**Problem details:** Show every line of the material that follows in which the word "MEDIA" occurs.

**Material supplied:**
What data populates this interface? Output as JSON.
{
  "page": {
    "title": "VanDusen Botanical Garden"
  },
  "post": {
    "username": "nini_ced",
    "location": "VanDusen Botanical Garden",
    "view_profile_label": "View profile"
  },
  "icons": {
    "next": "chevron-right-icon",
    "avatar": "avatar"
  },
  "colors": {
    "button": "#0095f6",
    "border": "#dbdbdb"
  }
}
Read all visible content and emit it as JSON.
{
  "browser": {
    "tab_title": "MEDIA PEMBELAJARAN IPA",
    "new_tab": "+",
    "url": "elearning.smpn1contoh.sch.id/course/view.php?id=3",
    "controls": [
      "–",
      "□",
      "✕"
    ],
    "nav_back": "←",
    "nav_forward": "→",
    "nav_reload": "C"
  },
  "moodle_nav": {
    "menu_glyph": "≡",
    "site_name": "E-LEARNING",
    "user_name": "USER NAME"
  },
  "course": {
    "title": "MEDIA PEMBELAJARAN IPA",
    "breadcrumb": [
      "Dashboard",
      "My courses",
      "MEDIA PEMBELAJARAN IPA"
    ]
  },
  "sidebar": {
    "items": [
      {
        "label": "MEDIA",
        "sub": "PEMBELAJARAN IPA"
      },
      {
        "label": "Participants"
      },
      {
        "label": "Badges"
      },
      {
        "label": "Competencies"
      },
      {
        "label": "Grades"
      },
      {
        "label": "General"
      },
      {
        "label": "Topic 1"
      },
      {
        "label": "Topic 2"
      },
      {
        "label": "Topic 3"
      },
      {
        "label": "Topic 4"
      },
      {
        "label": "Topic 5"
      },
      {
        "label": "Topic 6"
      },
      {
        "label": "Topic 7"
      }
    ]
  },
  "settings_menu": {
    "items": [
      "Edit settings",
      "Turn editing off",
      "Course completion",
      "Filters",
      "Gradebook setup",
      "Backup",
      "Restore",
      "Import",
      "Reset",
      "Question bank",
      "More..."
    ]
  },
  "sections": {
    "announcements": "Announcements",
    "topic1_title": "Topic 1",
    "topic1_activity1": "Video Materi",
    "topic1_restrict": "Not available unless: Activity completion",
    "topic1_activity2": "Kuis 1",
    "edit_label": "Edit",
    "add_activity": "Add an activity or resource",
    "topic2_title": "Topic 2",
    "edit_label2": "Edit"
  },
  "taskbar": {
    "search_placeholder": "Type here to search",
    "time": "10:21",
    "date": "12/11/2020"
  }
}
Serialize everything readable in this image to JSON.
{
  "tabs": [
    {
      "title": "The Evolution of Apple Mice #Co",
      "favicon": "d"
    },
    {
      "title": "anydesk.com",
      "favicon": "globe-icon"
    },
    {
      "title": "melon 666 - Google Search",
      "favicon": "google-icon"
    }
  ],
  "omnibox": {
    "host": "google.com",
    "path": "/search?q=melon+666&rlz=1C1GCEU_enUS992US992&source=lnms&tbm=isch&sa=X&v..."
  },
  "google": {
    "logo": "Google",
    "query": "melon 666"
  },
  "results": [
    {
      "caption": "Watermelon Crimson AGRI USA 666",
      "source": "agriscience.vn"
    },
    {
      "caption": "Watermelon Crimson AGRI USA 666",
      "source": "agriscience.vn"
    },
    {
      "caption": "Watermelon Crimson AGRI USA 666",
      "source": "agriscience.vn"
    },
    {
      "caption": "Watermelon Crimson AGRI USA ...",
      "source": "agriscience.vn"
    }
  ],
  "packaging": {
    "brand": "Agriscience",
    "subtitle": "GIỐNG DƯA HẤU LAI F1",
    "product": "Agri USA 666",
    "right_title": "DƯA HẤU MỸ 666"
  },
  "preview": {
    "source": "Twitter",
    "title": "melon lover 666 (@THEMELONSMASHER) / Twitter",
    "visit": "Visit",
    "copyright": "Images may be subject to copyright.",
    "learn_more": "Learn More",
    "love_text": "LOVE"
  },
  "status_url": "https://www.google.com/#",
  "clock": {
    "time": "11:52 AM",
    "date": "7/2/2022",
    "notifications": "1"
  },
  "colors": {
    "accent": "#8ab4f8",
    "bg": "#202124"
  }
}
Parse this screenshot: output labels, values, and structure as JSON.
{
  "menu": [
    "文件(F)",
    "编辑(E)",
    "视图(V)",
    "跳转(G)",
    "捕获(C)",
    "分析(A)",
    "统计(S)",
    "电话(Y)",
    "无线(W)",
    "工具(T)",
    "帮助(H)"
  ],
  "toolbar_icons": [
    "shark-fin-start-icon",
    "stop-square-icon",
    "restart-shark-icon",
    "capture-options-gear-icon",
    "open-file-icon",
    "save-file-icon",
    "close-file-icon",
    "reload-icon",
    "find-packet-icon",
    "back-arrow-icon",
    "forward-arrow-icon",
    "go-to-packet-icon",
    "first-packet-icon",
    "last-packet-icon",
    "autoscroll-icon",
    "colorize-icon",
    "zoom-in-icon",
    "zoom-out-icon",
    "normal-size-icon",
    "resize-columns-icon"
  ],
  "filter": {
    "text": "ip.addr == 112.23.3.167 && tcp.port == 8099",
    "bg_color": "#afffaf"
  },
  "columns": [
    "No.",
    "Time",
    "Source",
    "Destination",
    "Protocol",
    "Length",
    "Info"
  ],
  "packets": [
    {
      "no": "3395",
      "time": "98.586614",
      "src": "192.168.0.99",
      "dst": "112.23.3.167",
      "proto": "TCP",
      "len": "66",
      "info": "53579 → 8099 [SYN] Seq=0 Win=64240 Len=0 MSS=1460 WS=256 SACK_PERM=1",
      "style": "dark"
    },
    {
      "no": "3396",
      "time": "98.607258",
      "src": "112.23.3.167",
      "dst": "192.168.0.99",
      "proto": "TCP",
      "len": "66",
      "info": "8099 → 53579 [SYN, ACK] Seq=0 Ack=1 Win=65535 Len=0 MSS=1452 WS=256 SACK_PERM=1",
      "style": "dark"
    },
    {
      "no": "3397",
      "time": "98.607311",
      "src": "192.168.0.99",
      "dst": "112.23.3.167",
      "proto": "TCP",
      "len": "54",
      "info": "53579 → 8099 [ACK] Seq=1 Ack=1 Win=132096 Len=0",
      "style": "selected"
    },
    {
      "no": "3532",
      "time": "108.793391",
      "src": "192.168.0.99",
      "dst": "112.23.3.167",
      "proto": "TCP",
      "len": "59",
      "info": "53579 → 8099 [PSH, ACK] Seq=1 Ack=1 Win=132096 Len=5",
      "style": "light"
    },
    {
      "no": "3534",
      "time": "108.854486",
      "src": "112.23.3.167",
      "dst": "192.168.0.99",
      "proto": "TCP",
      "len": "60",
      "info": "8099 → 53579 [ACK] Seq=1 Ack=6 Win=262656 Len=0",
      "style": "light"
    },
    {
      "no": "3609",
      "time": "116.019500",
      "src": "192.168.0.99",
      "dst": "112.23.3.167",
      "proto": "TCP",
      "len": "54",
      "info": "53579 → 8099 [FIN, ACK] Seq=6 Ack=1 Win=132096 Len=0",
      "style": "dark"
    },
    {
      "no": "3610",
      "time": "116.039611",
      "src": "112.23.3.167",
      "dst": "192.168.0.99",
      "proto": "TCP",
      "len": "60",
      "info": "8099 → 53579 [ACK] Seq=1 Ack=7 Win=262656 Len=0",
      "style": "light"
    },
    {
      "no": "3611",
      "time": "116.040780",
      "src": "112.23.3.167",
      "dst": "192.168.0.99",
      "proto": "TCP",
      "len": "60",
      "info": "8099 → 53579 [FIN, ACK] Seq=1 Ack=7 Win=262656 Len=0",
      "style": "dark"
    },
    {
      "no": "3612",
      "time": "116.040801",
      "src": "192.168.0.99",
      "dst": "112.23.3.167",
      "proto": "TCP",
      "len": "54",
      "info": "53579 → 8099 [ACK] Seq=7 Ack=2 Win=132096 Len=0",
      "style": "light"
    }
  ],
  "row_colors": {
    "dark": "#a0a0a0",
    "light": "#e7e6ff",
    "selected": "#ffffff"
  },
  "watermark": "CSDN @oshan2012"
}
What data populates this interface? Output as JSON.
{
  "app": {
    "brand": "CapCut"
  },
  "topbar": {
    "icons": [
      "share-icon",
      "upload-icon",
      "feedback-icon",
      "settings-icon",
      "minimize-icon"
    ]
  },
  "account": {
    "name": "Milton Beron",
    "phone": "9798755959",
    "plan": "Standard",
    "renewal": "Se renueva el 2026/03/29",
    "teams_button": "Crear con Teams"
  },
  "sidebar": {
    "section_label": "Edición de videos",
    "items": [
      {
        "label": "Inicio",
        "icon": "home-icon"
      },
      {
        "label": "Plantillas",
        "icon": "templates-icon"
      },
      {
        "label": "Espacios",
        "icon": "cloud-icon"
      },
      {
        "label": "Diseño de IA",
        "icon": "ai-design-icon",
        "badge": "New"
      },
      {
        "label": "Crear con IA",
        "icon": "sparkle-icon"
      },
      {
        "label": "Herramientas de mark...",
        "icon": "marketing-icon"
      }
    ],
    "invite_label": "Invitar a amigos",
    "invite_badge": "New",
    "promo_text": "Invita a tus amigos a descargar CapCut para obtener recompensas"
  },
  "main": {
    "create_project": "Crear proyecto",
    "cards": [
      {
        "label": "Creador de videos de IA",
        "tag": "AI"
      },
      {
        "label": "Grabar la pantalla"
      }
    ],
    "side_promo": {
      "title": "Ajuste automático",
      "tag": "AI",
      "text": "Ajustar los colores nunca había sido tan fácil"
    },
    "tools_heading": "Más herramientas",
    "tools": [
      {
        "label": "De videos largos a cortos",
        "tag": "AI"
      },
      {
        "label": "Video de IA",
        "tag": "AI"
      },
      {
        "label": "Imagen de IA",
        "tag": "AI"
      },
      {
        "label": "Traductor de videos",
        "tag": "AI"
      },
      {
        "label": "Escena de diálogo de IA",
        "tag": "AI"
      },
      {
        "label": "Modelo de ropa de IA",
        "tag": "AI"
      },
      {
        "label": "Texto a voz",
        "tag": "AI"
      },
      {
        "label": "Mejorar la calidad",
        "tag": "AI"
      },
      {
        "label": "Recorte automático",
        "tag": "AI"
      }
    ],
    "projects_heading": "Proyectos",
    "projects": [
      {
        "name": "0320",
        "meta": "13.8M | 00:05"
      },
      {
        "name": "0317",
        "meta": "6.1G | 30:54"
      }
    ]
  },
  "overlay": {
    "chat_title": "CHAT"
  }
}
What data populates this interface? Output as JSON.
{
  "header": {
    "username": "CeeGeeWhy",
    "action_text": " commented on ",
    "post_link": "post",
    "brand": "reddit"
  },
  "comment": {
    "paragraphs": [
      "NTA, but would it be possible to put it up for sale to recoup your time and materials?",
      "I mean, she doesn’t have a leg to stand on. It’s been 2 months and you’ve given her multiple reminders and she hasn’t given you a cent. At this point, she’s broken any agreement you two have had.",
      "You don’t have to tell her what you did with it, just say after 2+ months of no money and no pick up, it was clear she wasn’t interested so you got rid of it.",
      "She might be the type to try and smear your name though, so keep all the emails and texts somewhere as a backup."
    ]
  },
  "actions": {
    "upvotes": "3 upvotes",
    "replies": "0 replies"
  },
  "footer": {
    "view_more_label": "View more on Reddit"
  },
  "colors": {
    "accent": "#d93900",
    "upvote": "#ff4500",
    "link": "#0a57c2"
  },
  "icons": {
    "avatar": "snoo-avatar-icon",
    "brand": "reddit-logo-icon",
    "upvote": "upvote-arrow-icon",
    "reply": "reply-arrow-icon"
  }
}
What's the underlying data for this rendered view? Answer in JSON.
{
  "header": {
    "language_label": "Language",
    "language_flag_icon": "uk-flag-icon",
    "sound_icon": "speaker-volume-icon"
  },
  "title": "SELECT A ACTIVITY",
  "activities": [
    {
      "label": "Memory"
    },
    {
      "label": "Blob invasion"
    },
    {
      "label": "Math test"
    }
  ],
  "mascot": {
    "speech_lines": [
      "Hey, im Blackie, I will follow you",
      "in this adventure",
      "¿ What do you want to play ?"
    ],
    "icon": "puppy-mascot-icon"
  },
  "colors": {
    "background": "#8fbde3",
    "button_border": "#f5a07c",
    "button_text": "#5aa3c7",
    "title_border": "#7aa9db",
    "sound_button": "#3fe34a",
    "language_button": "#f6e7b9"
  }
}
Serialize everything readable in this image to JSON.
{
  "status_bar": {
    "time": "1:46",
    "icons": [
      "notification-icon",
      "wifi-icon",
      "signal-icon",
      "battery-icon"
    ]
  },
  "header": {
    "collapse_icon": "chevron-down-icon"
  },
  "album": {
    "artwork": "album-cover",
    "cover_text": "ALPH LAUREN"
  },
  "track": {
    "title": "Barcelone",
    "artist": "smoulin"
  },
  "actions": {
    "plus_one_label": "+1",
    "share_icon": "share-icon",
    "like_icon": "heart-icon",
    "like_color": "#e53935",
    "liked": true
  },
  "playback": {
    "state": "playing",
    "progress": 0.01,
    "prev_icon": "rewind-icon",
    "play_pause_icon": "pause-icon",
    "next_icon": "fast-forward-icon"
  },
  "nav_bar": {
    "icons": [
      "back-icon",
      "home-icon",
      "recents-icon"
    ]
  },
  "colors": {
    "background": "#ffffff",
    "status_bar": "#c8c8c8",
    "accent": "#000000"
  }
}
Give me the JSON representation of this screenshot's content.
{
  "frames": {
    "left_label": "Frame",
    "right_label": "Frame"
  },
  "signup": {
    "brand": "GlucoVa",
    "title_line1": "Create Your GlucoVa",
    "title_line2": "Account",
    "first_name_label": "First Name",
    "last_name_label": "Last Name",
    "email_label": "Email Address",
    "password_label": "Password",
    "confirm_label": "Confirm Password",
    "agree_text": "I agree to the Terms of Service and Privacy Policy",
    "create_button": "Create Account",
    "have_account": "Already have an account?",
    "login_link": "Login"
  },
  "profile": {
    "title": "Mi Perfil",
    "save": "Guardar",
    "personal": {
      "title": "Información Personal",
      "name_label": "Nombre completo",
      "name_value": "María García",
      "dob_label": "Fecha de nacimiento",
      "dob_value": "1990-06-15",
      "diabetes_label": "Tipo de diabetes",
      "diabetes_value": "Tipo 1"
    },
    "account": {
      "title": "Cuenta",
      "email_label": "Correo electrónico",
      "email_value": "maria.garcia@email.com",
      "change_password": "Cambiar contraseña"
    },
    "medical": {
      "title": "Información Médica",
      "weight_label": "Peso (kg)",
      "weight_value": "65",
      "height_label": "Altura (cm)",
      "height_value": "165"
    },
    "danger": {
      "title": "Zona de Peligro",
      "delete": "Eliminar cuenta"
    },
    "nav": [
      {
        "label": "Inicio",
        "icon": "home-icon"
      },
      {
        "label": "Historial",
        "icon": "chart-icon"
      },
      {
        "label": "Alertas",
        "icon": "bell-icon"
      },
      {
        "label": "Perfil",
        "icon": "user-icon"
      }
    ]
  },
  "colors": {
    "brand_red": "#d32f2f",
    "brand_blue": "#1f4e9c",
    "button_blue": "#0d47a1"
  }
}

**Output:**
    "tab_title": "MEDIA PEMBELAJARAN IPA",
    "title": "MEDIA PEMBELAJARAN IPA",
      "MEDIA PEMBELAJARAN IPA"
        "label": "MEDIA",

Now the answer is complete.